(Entries taken from a collection)
────────

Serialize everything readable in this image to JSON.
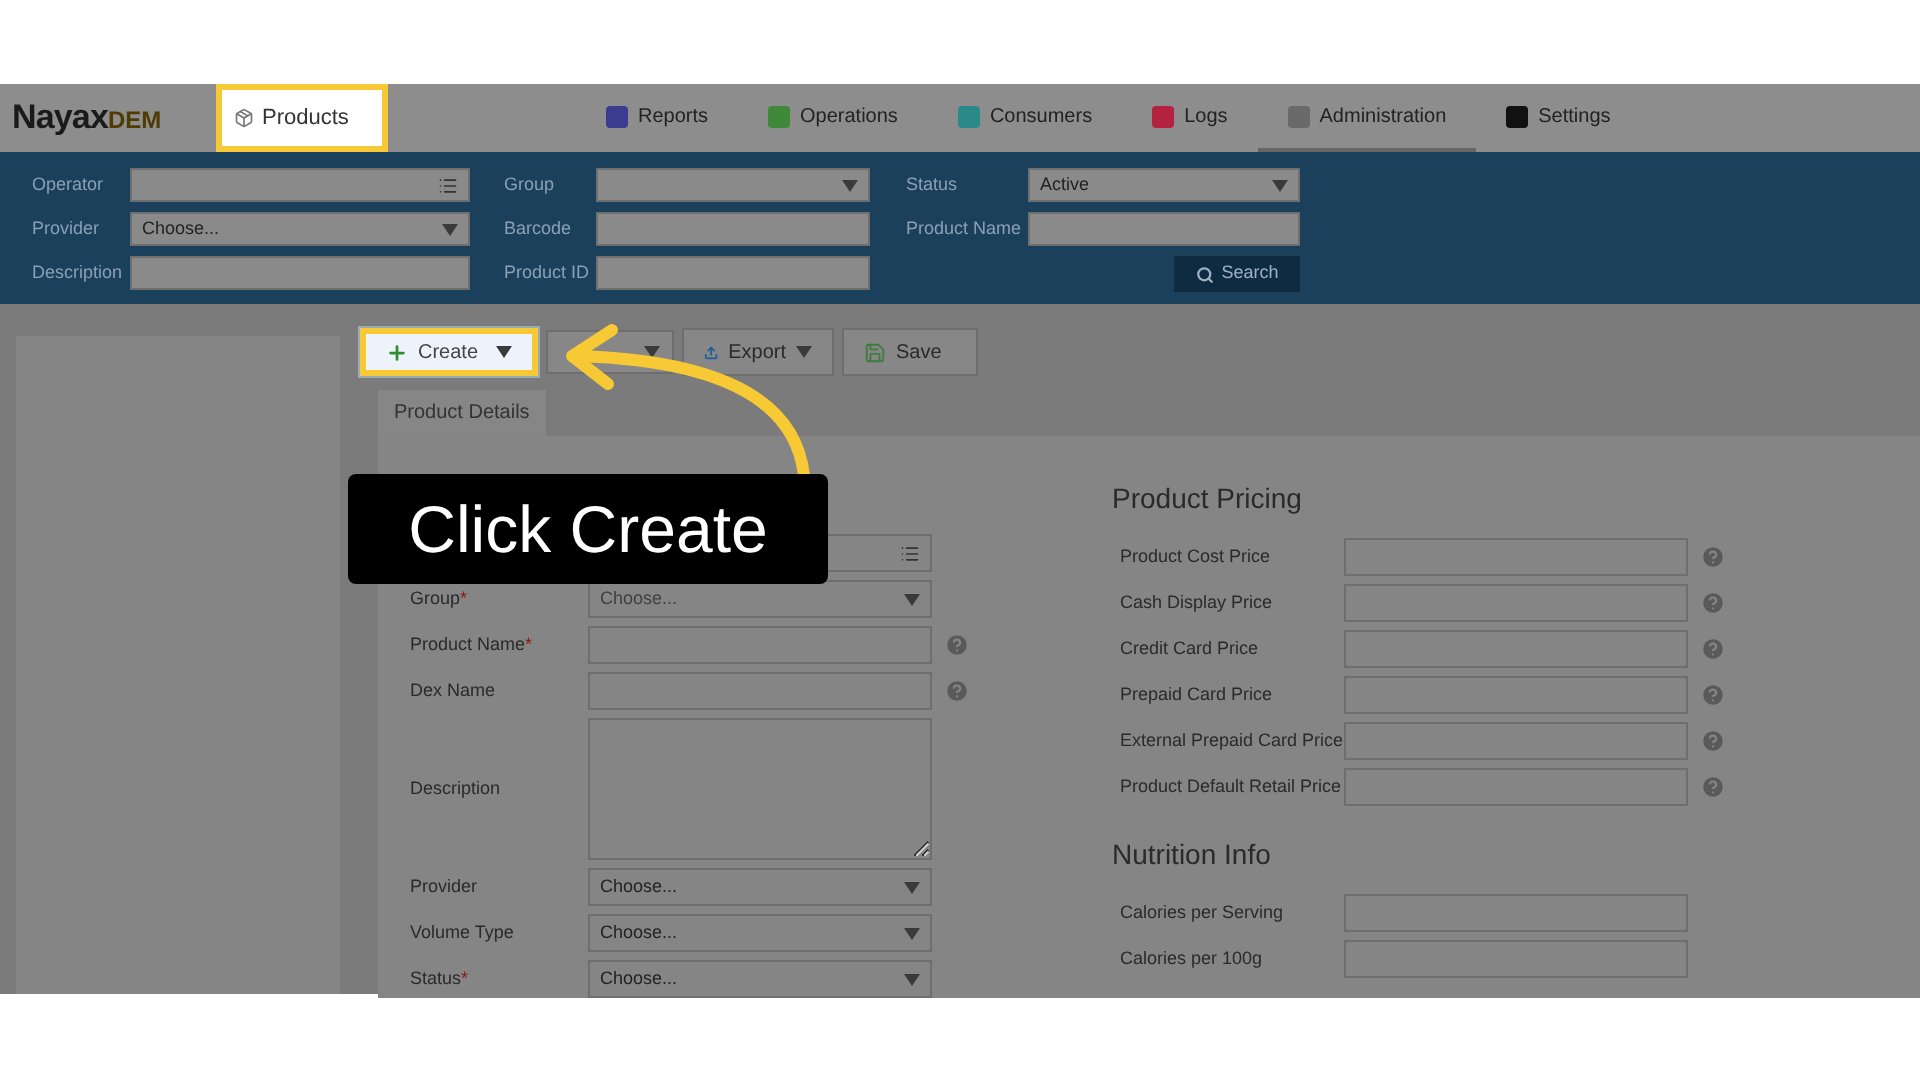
{
  "logo": {
    "name": "Nayax",
    "suffix": "DEM"
  },
  "current_page": {
    "label": "Products",
    "highlighted": true
  },
  "nav": [
    {
      "label": "Reports",
      "color": "#3b3b8f",
      "selected": false
    },
    {
      "label": "Operations",
      "color": "#3f8a3a",
      "selected": false
    },
    {
      "label": "Consumers",
      "color": "#2a8a8a",
      "selected": false
    },
    {
      "label": "Logs",
      "color": "#b3223f",
      "selected": false
    },
    {
      "label": "Administration",
      "color": "#6a6a6a",
      "selected": true
    },
    {
      "label": "Settings",
      "color": "#111111",
      "selected": false
    }
  ],
  "filter_columns": [
    {
      "fields": [
        {
          "label": "Operator",
          "kind": "list"
        },
        {
          "label": "Provider",
          "kind": "select",
          "value": "Choose..."
        },
        {
          "label": "Description",
          "kind": "text"
        }
      ]
    },
    {
      "fields": [
        {
          "label": "Group",
          "kind": "select"
        },
        {
          "label": "Barcode",
          "kind": "text"
        },
        {
          "label": "Product ID",
          "kind": "text"
        }
      ]
    },
    {
      "fields": [
        {
          "label": "Status",
          "kind": "select",
          "value": "Active"
        },
        {
          "label": "Product Name",
          "kind": "text"
        }
      ]
    }
  ],
  "search_button": "Search",
  "toolbar": [
    {
      "kind": "create",
      "label": "Create",
      "highlighted": true
    },
    {
      "kind": "menu"
    },
    {
      "kind": "export",
      "label": "Export",
      "highlighted": false
    },
    {
      "kind": "save",
      "label": "Save",
      "highlighted": false
    }
  ],
  "tabs": [
    {
      "label": "Product Details",
      "selected": true
    }
  ],
  "details_fields": [
    {
      "kind": "list",
      "help": false
    },
    {
      "label": "Group",
      "mark": "*",
      "kind": "select",
      "placeholder": "Choose...",
      "help": false
    },
    {
      "label": "Product Name",
      "mark": "*",
      "kind": "text",
      "help": true
    },
    {
      "label": "Dex Name",
      "kind": "text",
      "help": true
    },
    {
      "label": "Description",
      "kind": "textarea",
      "help": false
    },
    {
      "label": "Provider",
      "kind": "select",
      "value": "Choose...",
      "help": false
    },
    {
      "label": "Volume Type",
      "kind": "select",
      "value": "Choose...",
      "help": false
    },
    {
      "label": "Status",
      "mark": "*",
      "kind": "select",
      "value": "Choose...",
      "help": false
    }
  ],
  "sections": [
    {
      "title": "Product Pricing",
      "fields": [
        {
          "label": "Product Cost Price",
          "help": true
        },
        {
          "label": "Cash Display Price",
          "help": true
        },
        {
          "label": "Credit Card Price",
          "help": true
        },
        {
          "label": "Prepaid Card Price",
          "help": true
        },
        {
          "label": "External Prepaid Card Price",
          "help": true
        },
        {
          "label": "Product Default Retail Price",
          "help": true
        }
      ]
    },
    {
      "title": "Nutrition Info",
      "fields": [
        {
          "label": "Calories per Serving",
          "help": false
        },
        {
          "label": "Calories per 100g",
          "help": false
        }
      ]
    }
  ],
  "callout": {
    "text": "Click Create"
  }
}
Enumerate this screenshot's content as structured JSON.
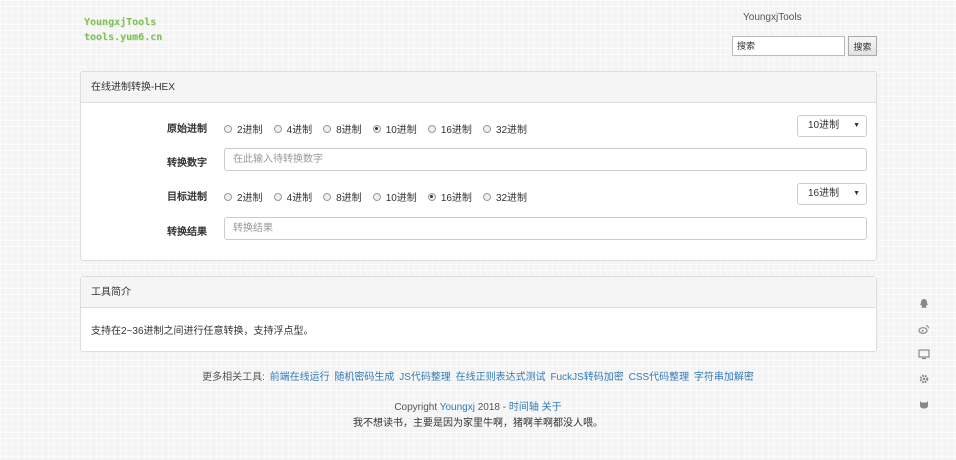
{
  "header": {
    "logo_line1": "YoungxjTools",
    "logo_line2": "tools.yum6.cn",
    "site_name": "YoungxjTools",
    "search_placeholder": "搜索",
    "search_button": "搜索"
  },
  "converter": {
    "title": "在线进制转换-HEX",
    "source_label": "原始进制",
    "number_label": "转换数字",
    "target_label": "目标进制",
    "result_label": "转换结果",
    "radix_options": [
      "2进制",
      "4进制",
      "8进制",
      "10进制",
      "16进制",
      "32进制"
    ],
    "source_selected_index": 3,
    "target_selected_index": 4,
    "source_select_value": "10进制",
    "target_select_value": "16进制",
    "number_placeholder": "在此输入待转换数字",
    "result_placeholder": "转换结果"
  },
  "intro": {
    "title": "工具简介",
    "body": "支持在2~36进制之间进行任意转换，支持浮点型。"
  },
  "footer": {
    "more_tools_label": "更多相关工具:",
    "more_tools": [
      "前端在线运行",
      "随机密码生成",
      "JS代码整理",
      "在线正则表达式测试",
      "FuckJS转码加密",
      "CSS代码整理",
      "字符串加解密"
    ],
    "copyright_prefix": "Copyright",
    "author": "Youngxj",
    "year": "2018 -",
    "timeline_link": "时间轴",
    "about_link": "关于",
    "note": "我不想读书，主要是因为家里牛啊，猪啊羊啊都没人喂。"
  },
  "side_icons": [
    "qq-icon",
    "weibo-icon",
    "monitor-icon",
    "gear-icon",
    "github-icon"
  ]
}
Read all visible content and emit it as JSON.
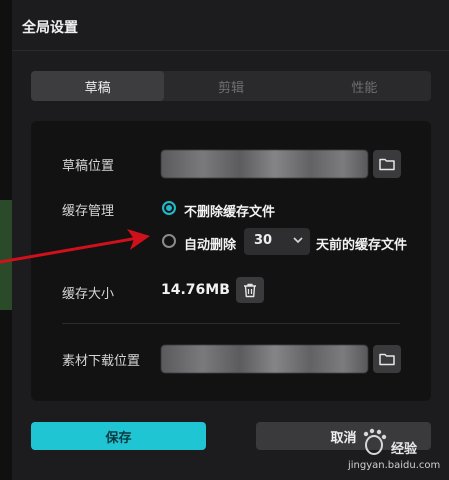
{
  "dialog": {
    "title": "全局设置"
  },
  "tabs": [
    {
      "label": "草稿",
      "active": true
    },
    {
      "label": "剪辑",
      "active": false
    },
    {
      "label": "性能",
      "active": false
    }
  ],
  "draft_location": {
    "label": "草稿位置"
  },
  "cache": {
    "label": "缓存管理",
    "option_keep": "不删除缓存文件",
    "option_auto": "自动删除",
    "days_value": "30",
    "days_suffix": "天前的缓存文件",
    "selected": "keep"
  },
  "cache_size": {
    "label": "缓存大小",
    "value": "14.76MB"
  },
  "material_location": {
    "label": "素材下载位置"
  },
  "buttons": {
    "save": "保存",
    "cancel": "取消"
  },
  "watermark": {
    "brand": "经验",
    "url": "jingyan.baidu.com"
  },
  "colors": {
    "accent": "#20c5d4",
    "annotation_arrow": "#d0101a"
  }
}
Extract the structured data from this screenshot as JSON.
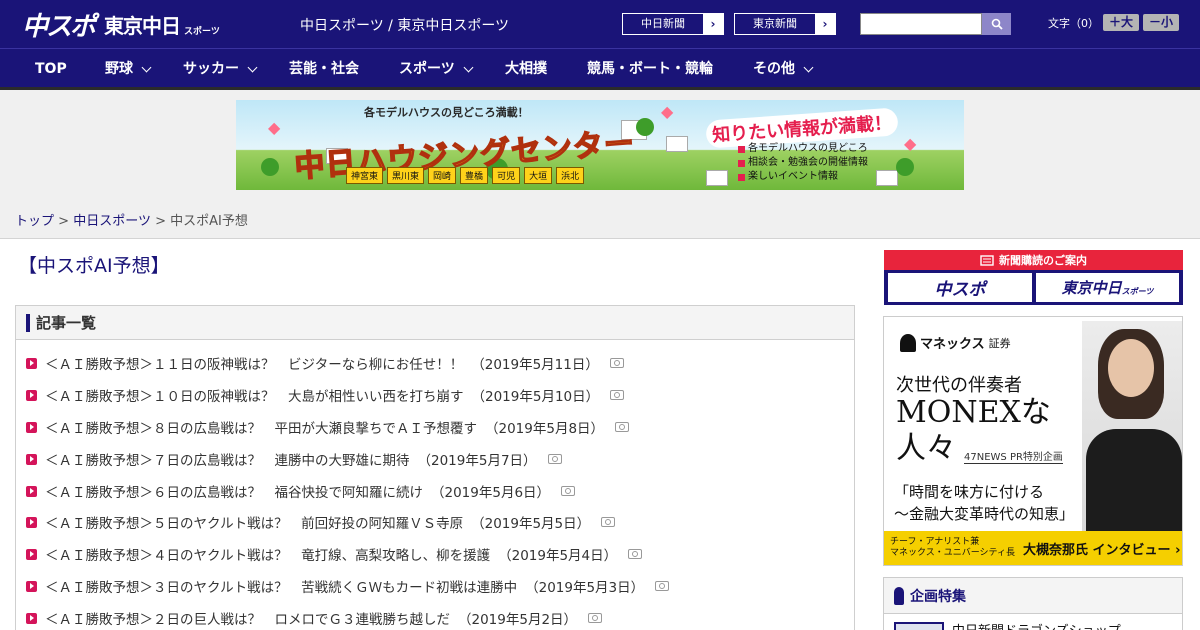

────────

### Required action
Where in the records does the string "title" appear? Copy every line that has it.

### Task solution
      "title": "Product Pricing",
      "title": "Nutrition Info",
    "title": "在线进制转换-HEX",
    "title": "工具简介",
    "title": "全局设置"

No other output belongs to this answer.